## EXERCISE PROMPT
Below are some entries. Output each one exactly as it appears.
········
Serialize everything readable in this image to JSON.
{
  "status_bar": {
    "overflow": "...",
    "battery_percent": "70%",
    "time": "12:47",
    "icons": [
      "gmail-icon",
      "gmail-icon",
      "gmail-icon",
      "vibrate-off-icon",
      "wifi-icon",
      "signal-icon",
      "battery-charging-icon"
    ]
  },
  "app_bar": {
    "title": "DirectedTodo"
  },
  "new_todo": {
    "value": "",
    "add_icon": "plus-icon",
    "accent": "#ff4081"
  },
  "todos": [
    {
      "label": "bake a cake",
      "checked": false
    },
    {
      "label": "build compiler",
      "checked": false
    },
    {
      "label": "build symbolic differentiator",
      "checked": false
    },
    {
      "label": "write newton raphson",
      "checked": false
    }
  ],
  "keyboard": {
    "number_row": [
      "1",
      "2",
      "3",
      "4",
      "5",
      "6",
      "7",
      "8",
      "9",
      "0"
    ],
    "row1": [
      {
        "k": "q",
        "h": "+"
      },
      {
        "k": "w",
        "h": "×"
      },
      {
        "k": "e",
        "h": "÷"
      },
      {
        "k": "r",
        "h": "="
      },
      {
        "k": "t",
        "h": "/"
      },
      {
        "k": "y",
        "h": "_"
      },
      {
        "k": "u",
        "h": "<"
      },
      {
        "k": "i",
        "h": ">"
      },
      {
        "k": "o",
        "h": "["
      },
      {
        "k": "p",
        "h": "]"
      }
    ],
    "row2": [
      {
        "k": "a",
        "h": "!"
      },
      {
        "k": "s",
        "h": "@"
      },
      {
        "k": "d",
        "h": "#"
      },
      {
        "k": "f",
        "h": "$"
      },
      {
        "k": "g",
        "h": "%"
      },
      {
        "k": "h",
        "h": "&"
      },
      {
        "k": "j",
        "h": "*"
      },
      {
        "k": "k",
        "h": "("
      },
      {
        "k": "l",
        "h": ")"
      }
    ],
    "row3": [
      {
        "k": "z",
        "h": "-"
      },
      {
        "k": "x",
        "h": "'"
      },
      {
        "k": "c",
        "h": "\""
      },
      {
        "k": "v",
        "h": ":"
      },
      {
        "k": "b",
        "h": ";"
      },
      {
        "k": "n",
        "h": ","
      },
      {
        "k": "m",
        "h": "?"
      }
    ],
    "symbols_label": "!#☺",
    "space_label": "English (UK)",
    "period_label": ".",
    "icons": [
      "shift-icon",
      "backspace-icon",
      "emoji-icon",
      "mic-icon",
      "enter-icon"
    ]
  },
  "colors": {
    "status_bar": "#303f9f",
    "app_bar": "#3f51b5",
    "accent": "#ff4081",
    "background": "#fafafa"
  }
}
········
## SOLUTION BELOW
Serialize everything readable in this image to JSON.
{
  "status_bar": {
    "overflow": "...",
    "battery_percent": "70%",
    "time": "12:47",
    "icons": [
      "gmail-icon",
      "gmail-icon",
      "gmail-icon",
      "vibrate-off-icon",
      "wifi-icon",
      "signal-icon",
      "battery-charging-icon"
    ]
  },
  "app_bar": {
    "title": "DirectedTodo"
  },
  "new_todo": {
    "value": "",
    "add_icon": "plus-icon",
    "accent": "#ff4081"
  },
  "todos": [
    {
      "label": "bake a cake",
      "checked": false
    },
    {
      "label": "build compiler",
      "checked": false
    },
    {
      "label": "build symbolic differentiator",
      "checked": false
    },
    {
      "label": "write newton raphson",
      "checked": false
    }
  ],
  "keyboard": {
    "number_row": [
      "1",
      "2",
      "3",
      "4",
      "5",
      "6",
      "7",
      "8",
      "9",
      "0"
    ],
    "row1": [
      {
        "k": "q",
        "h": "+"
      },
      {
        "k": "w",
        "h": "×"
      },
      {
        "k": "e",
        "h": "÷"
      },
      {
        "k": "r",
        "h": "="
      },
      {
        "k": "t",
        "h": "/"
      },
      {
        "k": "y",
        "h": "_"
      },
      {
        "k": "u",
        "h": "<"
      },
      {
        "k": "i",
        "h": ">"
      },
      {
        "k": "o",
        "h": "["
      },
      {
        "k": "p",
        "h": "]"
      }
    ],
    "row2": [
      {
        "k": "a",
        "h": "!"
      },
      {
        "k": "s",
        "h": "@"
      },
      {
        "k": "d",
        "h": "#"
      },
      {
        "k": "f",
        "h": "$"
      },
      {
        "k": "g",
        "h": "%"
      },
      {
        "k": "h",
        "h": "&"
      },
      {
        "k": "j",
        "h": "*"
      },
      {
        "k": "k",
        "h": "("
      },
      {
        "k": "l",
        "h": ")"
      }
    ],
    "row3": [
      {
        "k": "z",
        "h": "-"
      },
      {
        "k": "x",
        "h": "'"
      },
      {
        "k": "c",
        "h": "\""
      },
      {
        "k": "v",
        "h": ":"
      },
      {
        "k": "b",
        "h": ";"
      },
      {
        "k": "n",
        "h": ","
      },
      {
        "k": "m",
        "h": "?"
      }
    ],
    "symbols_label": "!#☺",
    "space_label": "English (UK)",
    "period_label": ".",
    "icons": [
      "shift-icon",
      "backspace-icon",
      "emoji-icon",
      "mic-icon",
      "enter-icon"
    ]
  },
  "colors": {
    "status_bar": "#303f9f",
    "app_bar": "#3f51b5",
    "accent": "#ff4081",
    "background": "#fafafa"
  }
}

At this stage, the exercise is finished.